North Hennepin Community College student and Student Senate vice president Basil Ajuo, a native of Cameroon, knows he needs to continue his education to make a better life for himself and his 5-year-old daughter. But, he doesn’t know how he can pay his bills while continuing to study for his degree.
“There is no way I can make a future for her without student debt,” he told Rep. Melissa Hortman during a Feb. 23 roundtable discussion on student debt hosted by Education Minnesota and the North Star Policy Institute.
Ajuo’s involvement in the Student Senate is a direct result of his frustration with juggling the cost of living, paying his bills and for childcare while buying books, too. “I want to be part of the conversation for people,” he said.
Rep. Melissa Hortman, DFL-Brooklyn Park, who represents District 36B, takes notes as North Hennepin College student Kari Hovorka tells about her concerns about student debt and her son starting college while she’s also working toward her degree. Listening during the roundtable discussion Feb. 23 was Debra Tucker, a North Hennepin student and a representative to the Minnesota State College Student Association. (Sun Post staff photo by Gretchen Schlosser)
Hortman is introducing three bills this session that she said will help students who are struggling with the cost of college, student debt and financial aid.
The bills call for a tuition freeze, paid for with $42 million for MnSCU schools and $43.5 million for the University of Minnesota from the $1.2 billion budget surplus, the appropriation of $5 million to the Office of Higher Education to expand its refinancing program for high-interest student loans to students with lower credit scores and to increase the state grant to students by changing the assigned family responsibility portion of the grant calculation.
“A college education should be within reach of any Minnesota student with the ambition and drive to pursue it,” Hortman said.
The roundtable discussion at the Brooklyn Park campus was one of a week-long statewide tour organized by the North Star Policy Institute, a new think-tank supporting policies that help working families, gives all Minnesotans the opportunity to succeed and promotes smart investments in public services.
Student Kari Hovorka is studying for her biology degree through NHCC’s new partnership with Bemidji State University. She has managed to stay out of student debt, but worries how her family will manage when her son, who is a junior in high school, begins his college classes. One of her key points was that a student’s investment in community college must transfer with them when they advance to a university.
“If students are going to invest in community college, they need to know their investment is going to transfer,” she said.
Shelly Siegel, director of the TRIO program at NHCC, told Hortman that the federally funded program to provide student support to low-income and first-generation college students currently serves 350 students. One of the TRIO goals is to help students understand their student debt and help them minimize the amount of debt they accrue.

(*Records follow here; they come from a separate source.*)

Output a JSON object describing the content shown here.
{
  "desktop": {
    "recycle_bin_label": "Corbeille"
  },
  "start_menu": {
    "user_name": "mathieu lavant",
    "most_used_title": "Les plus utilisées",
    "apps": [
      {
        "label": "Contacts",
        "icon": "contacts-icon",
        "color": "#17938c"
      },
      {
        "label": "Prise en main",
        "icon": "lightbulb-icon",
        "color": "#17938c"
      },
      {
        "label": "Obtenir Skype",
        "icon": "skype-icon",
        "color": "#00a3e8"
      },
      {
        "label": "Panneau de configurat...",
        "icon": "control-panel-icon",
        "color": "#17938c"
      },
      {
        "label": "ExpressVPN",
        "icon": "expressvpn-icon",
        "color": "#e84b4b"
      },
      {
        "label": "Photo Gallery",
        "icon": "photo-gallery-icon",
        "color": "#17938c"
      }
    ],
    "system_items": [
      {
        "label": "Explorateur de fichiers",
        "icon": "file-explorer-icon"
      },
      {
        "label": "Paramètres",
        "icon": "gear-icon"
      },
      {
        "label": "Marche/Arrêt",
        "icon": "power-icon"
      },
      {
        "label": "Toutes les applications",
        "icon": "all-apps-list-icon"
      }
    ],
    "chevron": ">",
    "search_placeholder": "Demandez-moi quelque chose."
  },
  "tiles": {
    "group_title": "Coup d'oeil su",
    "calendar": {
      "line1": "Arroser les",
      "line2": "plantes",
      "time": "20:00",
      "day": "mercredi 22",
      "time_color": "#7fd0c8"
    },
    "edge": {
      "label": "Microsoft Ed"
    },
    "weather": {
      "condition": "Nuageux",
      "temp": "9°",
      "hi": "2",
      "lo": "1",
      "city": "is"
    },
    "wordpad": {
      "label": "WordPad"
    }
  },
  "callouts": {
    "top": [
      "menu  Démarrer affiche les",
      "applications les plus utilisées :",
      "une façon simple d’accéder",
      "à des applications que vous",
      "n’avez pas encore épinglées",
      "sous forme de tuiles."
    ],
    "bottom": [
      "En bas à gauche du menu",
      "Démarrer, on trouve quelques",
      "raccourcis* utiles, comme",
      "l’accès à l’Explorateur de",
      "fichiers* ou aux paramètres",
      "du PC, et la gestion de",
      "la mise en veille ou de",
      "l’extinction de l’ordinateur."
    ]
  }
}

“We are very interested in helping students not get into debt,” she said.
Quintin Heard, legislative coordinator for the NHCC Student Senate, is in his fourth semester at North Hennepin, but could be homeless because his apartment lease ends before his graduation date this spring. He is thousands of dollars in debt and also wonders how he will continue his education while paying his bills.
“You don’t know where it will end,” he said. “One thing you do know, you are going to get the tuition bill at the end of the semester.”
Contact Gretchen Schlosser at firstname.lastname@example.org reposted from Sun Post (http://post.mnsun.com/2016/03/02/hortman-meets-with-north-hennepin-students-on-student-debt-burden/).